* TASK PROMPT *
A faithful copy of the data is the goal; set it down exactly, without the images.

(Data about app and page elements)

[Start of section]

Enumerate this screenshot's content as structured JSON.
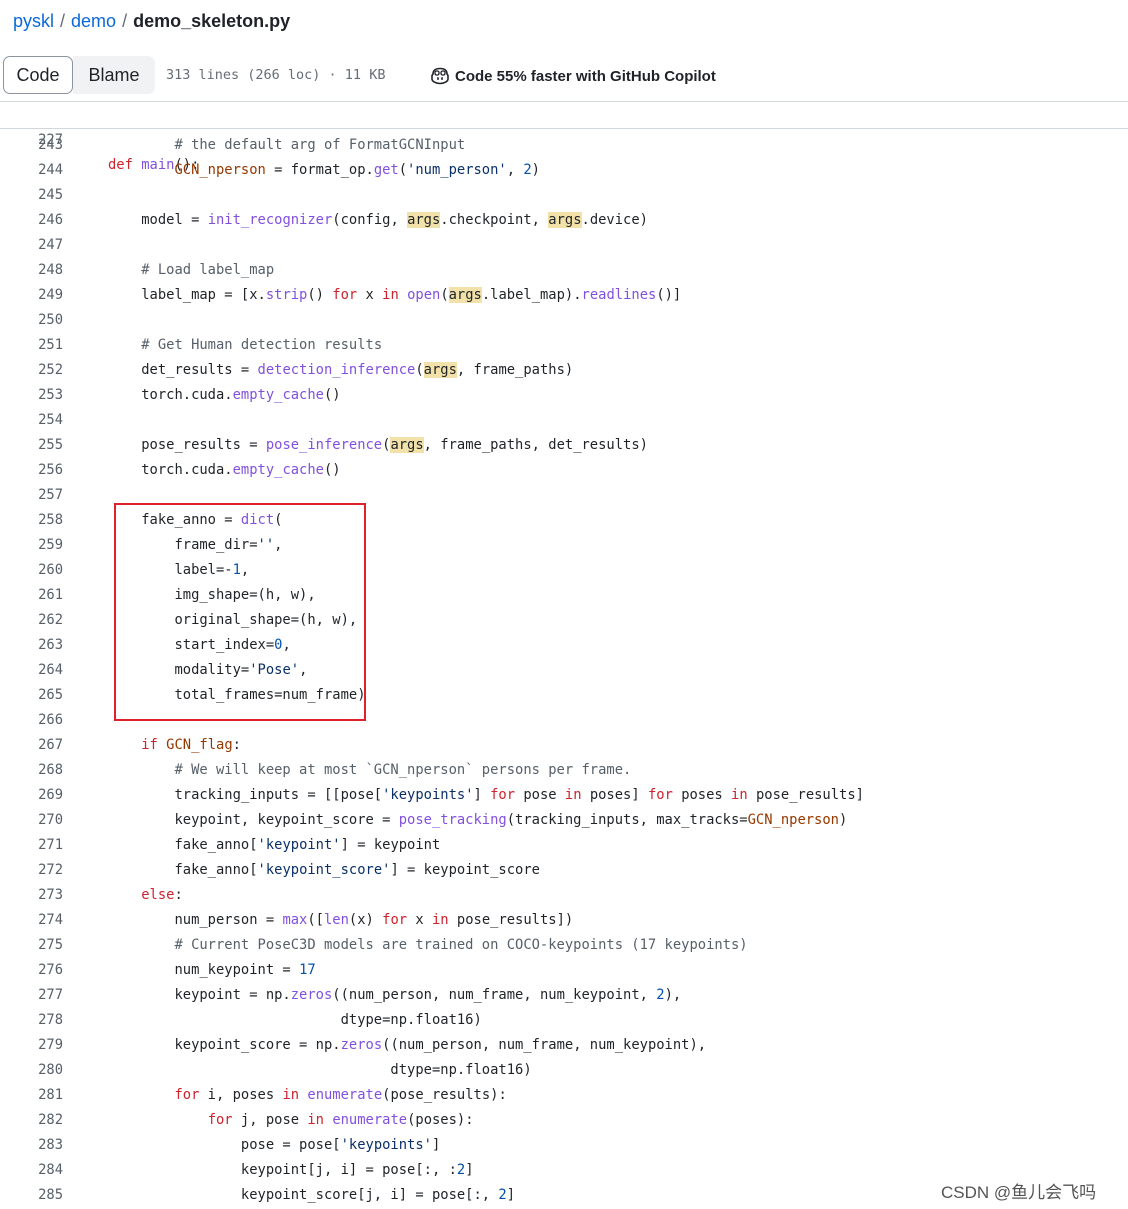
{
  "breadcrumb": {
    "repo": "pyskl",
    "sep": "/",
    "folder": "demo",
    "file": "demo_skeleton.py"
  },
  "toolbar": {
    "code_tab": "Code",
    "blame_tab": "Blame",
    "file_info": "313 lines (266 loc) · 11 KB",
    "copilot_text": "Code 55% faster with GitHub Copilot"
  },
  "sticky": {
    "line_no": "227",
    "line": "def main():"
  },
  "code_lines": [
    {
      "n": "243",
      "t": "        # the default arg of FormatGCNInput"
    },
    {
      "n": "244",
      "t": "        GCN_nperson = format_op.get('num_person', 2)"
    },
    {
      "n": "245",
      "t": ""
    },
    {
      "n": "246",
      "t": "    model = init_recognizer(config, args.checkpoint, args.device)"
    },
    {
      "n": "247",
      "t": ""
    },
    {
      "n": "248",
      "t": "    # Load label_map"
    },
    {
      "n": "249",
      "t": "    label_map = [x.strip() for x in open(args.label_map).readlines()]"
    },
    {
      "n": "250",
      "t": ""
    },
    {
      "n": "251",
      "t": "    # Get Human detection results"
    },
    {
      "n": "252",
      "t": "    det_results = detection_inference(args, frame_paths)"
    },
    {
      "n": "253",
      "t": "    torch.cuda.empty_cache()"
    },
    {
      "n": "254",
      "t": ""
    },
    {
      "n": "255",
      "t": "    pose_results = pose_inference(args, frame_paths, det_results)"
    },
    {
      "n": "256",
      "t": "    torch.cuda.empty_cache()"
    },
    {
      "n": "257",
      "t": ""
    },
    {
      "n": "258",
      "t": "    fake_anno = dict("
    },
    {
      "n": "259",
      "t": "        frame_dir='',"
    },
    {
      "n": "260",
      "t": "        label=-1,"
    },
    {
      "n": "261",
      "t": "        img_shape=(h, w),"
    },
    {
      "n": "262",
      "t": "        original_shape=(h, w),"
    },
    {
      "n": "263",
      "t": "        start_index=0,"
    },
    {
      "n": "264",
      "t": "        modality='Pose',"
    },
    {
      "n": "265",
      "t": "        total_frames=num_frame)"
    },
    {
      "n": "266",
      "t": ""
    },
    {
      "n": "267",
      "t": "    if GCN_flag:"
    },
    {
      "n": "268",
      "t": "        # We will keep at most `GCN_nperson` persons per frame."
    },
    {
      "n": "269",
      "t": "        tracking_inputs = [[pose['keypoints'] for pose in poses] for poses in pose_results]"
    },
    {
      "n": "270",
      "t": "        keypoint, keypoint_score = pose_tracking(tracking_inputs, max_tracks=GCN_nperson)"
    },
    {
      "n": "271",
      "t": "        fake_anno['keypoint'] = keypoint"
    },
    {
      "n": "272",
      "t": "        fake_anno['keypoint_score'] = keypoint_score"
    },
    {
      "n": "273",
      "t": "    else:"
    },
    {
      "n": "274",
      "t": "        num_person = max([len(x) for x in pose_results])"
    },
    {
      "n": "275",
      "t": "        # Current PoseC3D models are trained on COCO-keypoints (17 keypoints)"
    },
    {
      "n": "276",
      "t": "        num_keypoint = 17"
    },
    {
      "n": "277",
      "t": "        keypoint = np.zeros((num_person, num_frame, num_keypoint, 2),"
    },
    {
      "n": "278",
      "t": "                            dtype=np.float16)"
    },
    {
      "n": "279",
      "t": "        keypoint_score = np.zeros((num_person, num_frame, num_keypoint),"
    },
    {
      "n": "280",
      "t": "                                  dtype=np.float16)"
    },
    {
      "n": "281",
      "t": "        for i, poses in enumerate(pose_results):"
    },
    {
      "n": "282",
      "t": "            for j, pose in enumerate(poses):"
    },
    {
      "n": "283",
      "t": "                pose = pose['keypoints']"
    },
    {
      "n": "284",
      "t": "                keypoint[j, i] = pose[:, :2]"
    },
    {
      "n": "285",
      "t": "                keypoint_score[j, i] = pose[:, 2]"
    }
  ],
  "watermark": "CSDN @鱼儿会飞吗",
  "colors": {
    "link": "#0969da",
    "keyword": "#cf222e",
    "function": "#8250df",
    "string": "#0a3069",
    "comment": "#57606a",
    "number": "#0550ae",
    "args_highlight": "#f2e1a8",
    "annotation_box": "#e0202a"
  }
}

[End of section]

* OUTPUT *
Enumerate this screenshot's content as structured JSON.
{
  "breadcrumb": {
    "repo": "pyskl",
    "sep": "/",
    "folder": "demo",
    "file": "demo_skeleton.py"
  },
  "toolbar": {
    "code_tab": "Code",
    "blame_tab": "Blame",
    "file_info": "313 lines (266 loc) · 11 KB",
    "copilot_text": "Code 55% faster with GitHub Copilot"
  },
  "sticky": {
    "line_no": "227",
    "line": "def main():"
  },
  "code_lines": [
    {
      "n": "243",
      "t": "        # the default arg of FormatGCNInput"
    },
    {
      "n": "244",
      "t": "        GCN_nperson = format_op.get('num_person', 2)"
    },
    {
      "n": "245",
      "t": ""
    },
    {
      "n": "246",
      "t": "    model = init_recognizer(config, args.checkpoint, args.device)"
    },
    {
      "n": "247",
      "t": ""
    },
    {
      "n": "248",
      "t": "    # Load label_map"
    },
    {
      "n": "249",
      "t": "    label_map = [x.strip() for x in open(args.label_map).readlines()]"
    },
    {
      "n": "250",
      "t": ""
    },
    {
      "n": "251",
      "t": "    # Get Human detection results"
    },
    {
      "n": "252",
      "t": "    det_results = detection_inference(args, frame_paths)"
    },
    {
      "n": "253",
      "t": "    torch.cuda.empty_cache()"
    },
    {
      "n": "254",
      "t": ""
    },
    {
      "n": "255",
      "t": "    pose_results = pose_inference(args, frame_paths, det_results)"
    },
    {
      "n": "256",
      "t": "    torch.cuda.empty_cache()"
    },
    {
      "n": "257",
      "t": ""
    },
    {
      "n": "258",
      "t": "    fake_anno = dict("
    },
    {
      "n": "259",
      "t": "        frame_dir='',"
    },
    {
      "n": "260",
      "t": "        label=-1,"
    },
    {
      "n": "261",
      "t": "        img_shape=(h, w),"
    },
    {
      "n": "262",
      "t": "        original_shape=(h, w),"
    },
    {
      "n": "263",
      "t": "        start_index=0,"
    },
    {
      "n": "264",
      "t": "        modality='Pose',"
    },
    {
      "n": "265",
      "t": "        total_frames=num_frame)"
    },
    {
      "n": "266",
      "t": ""
    },
    {
      "n": "267",
      "t": "    if GCN_flag:"
    },
    {
      "n": "268",
      "t": "        # We will keep at most `GCN_nperson` persons per frame."
    },
    {
      "n": "269",
      "t": "        tracking_inputs = [[pose['keypoints'] for pose in poses] for poses in pose_results]"
    },
    {
      "n": "270",
      "t": "        keypoint, keypoint_score = pose_tracking(tracking_inputs, max_tracks=GCN_nperson)"
    },
    {
      "n": "271",
      "t": "        fake_anno['keypoint'] = keypoint"
    },
    {
      "n": "272",
      "t": "        fake_anno['keypoint_score'] = keypoint_score"
    },
    {
      "n": "273",
      "t": "    else:"
    },
    {
      "n": "274",
      "t": "        num_person = max([len(x) for x in pose_results])"
    },
    {
      "n": "275",
      "t": "        # Current PoseC3D models are trained on COCO-keypoints (17 keypoints)"
    },
    {
      "n": "276",
      "t": "        num_keypoint = 17"
    },
    {
      "n": "277",
      "t": "        keypoint = np.zeros((num_person, num_frame, num_keypoint, 2),"
    },
    {
      "n": "278",
      "t": "                            dtype=np.float16)"
    },
    {
      "n": "279",
      "t": "        keypoint_score = np.zeros((num_person, num_frame, num_keypoint),"
    },
    {
      "n": "280",
      "t": "                                  dtype=np.float16)"
    },
    {
      "n": "281",
      "t": "        for i, poses in enumerate(pose_results):"
    },
    {
      "n": "282",
      "t": "            for j, pose in enumerate(poses):"
    },
    {
      "n": "283",
      "t": "                pose = pose['keypoints']"
    },
    {
      "n": "284",
      "t": "                keypoint[j, i] = pose[:, :2]"
    },
    {
      "n": "285",
      "t": "                keypoint_score[j, i] = pose[:, 2]"
    }
  ],
  "watermark": "CSDN @鱼儿会飞吗",
  "colors": {
    "link": "#0969da",
    "keyword": "#cf222e",
    "function": "#8250df",
    "string": "#0a3069",
    "comment": "#57606a",
    "number": "#0550ae",
    "args_highlight": "#f2e1a8",
    "annotation_box": "#e0202a"
  }
}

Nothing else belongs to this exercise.